Citation: Huang K, Duan H-Q, Li Q-X, Luo Y-B, Bi F-F and Yang H (2022) Expanding the clinicopathological-genetic spectrum of glycogen storage disease type IXd by a Chinese neuromuscular center. Front. Neurol. 13:945280. doi: 10.3389/fneur.2022.945280
Received: 16 May 2022; Accepted: 19 July 2022;
Published: 11 August 2022.
Edited by:Wei Zhang, Peking University, China
Reviewed by:Chunyu Cai, University of Texas Southwestern Medical Center, United States
Helen Latsoudis, Foundation for Research and Technology Hellas (FORTH), Greece

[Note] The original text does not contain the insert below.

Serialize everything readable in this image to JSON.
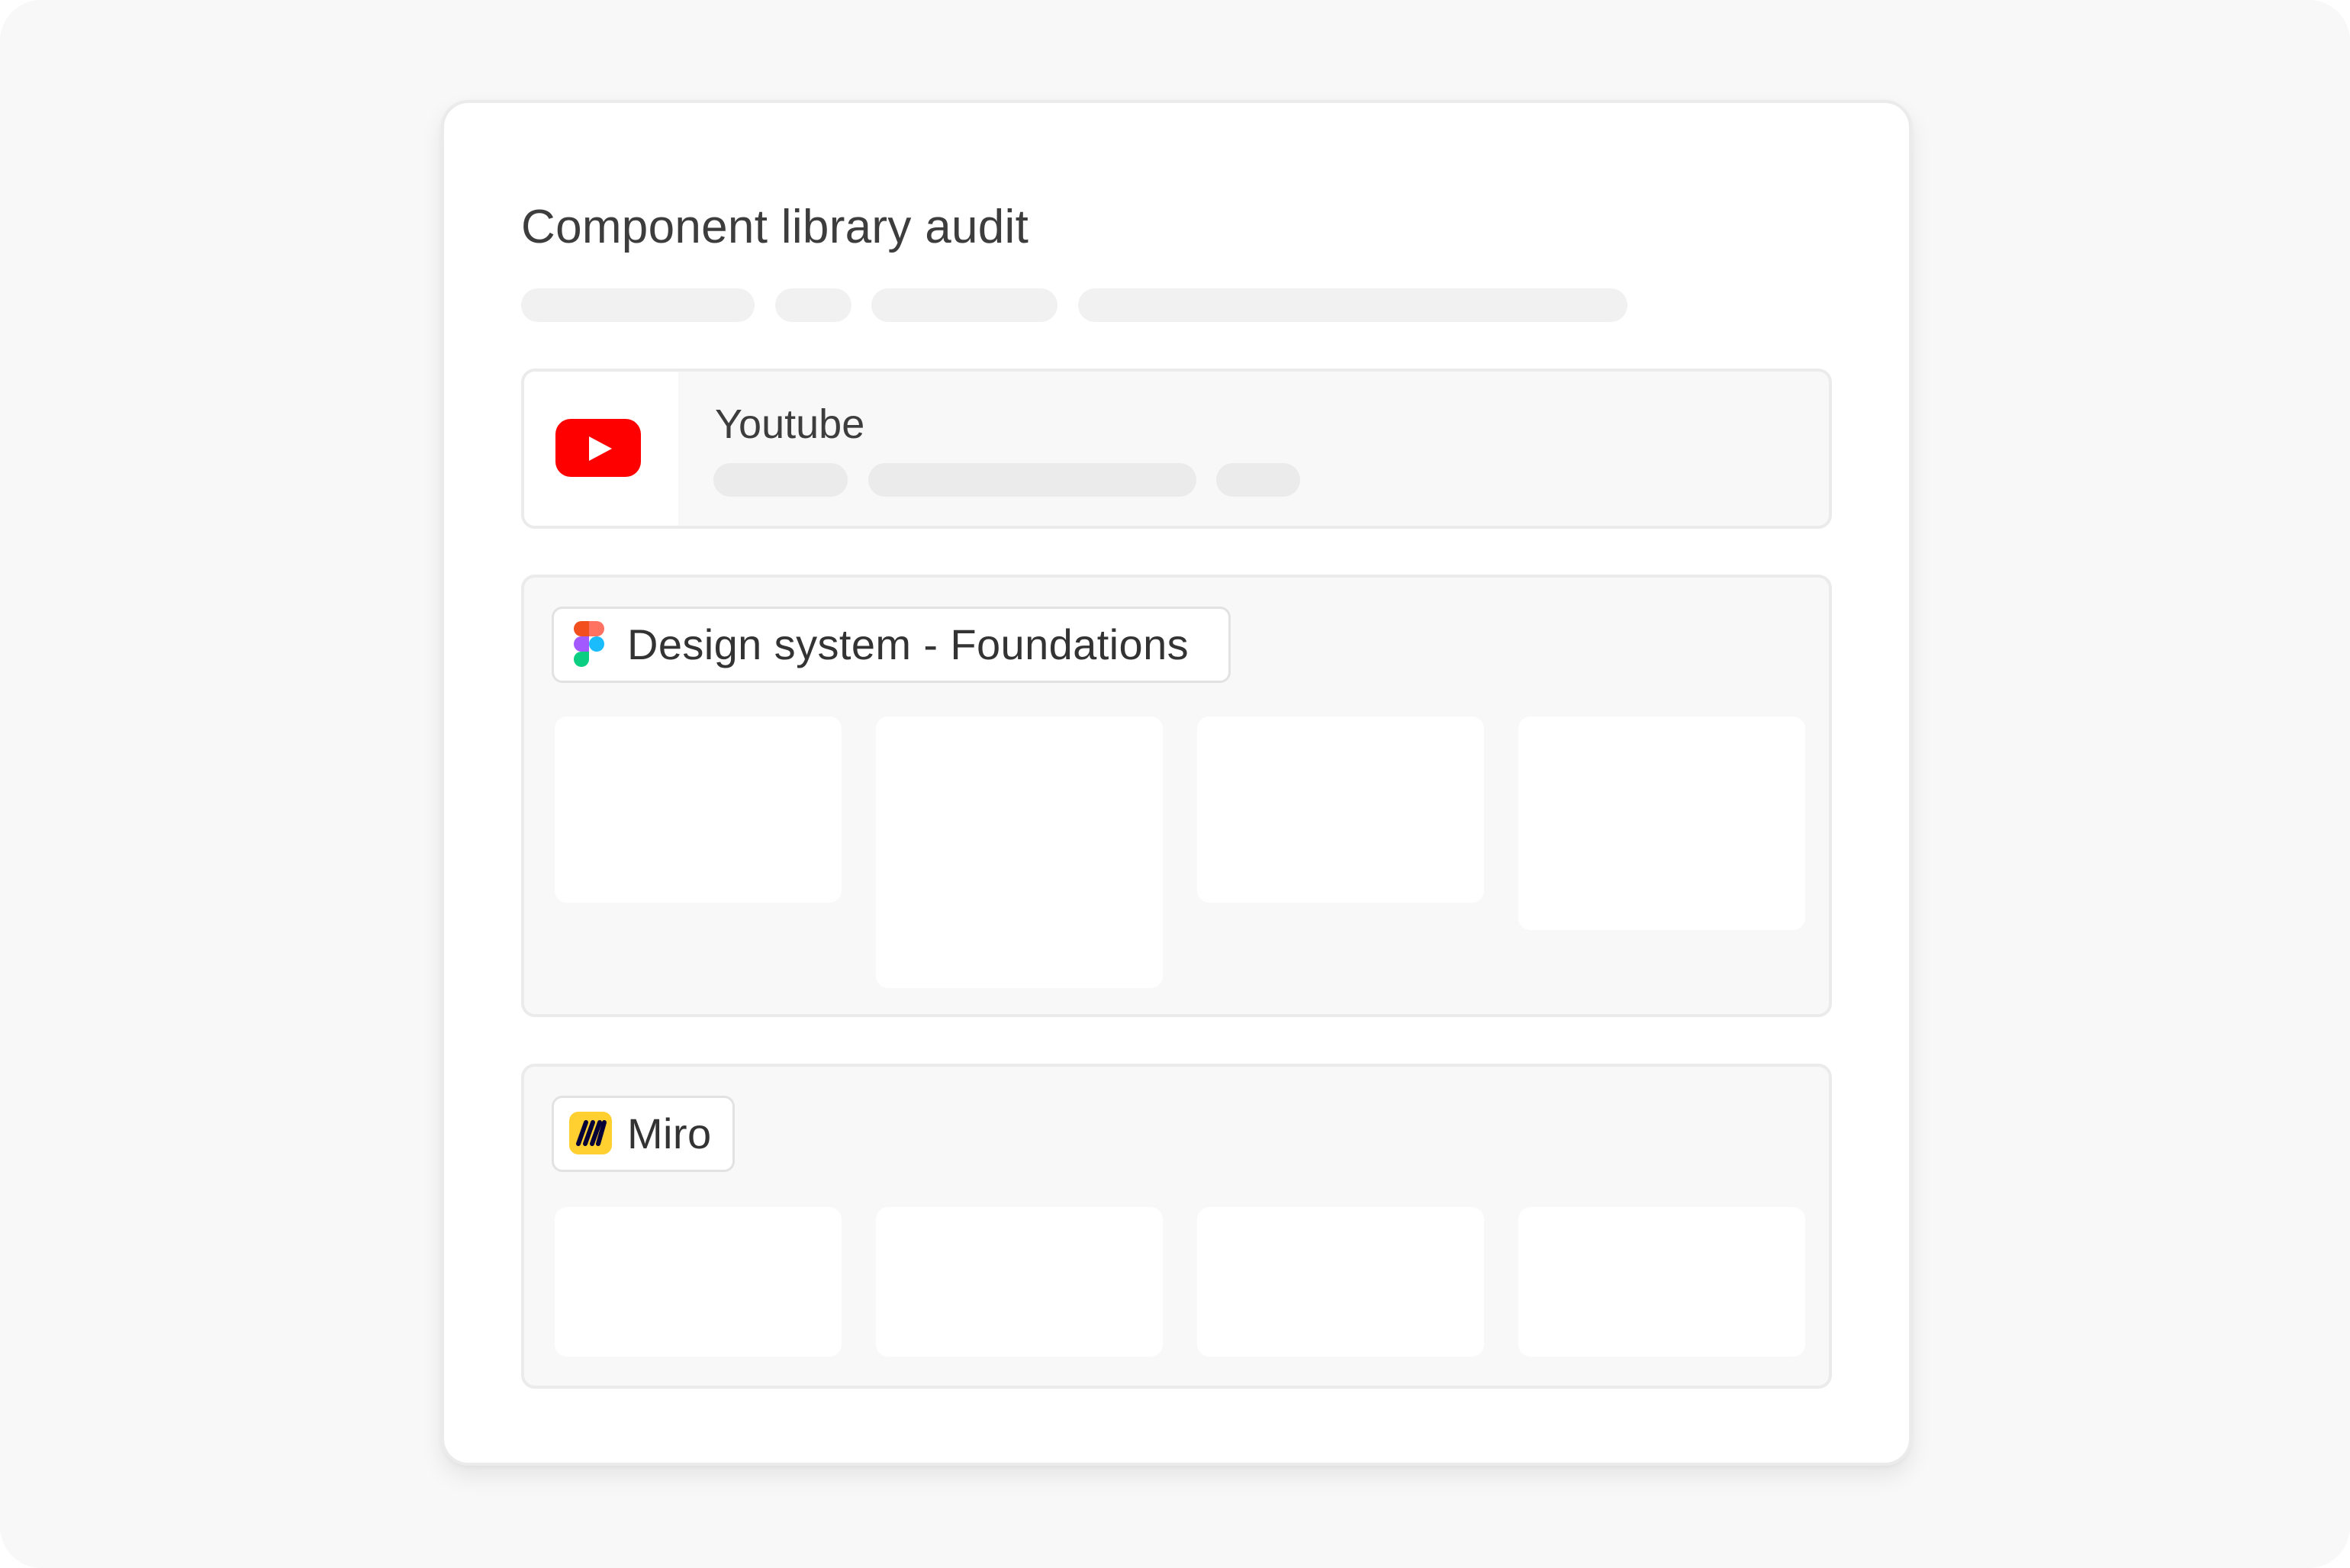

Copyright © 2022 Huang, Duan, Li, Luo, Bi and Yang. This is an open-access article distributed under the terms of the Creative Commons Attribution License (CC BY). The use, distribution or reproduction in other forums is permitted, provided the original author(s) and the copyright owner(s) are credited and that the original publication in this journal is cited, in accordance with accepted academic practice. No use, distribution or reproduction is permitted which does not comply with these terms.
*Correspondence: Huan Yang, email@example.com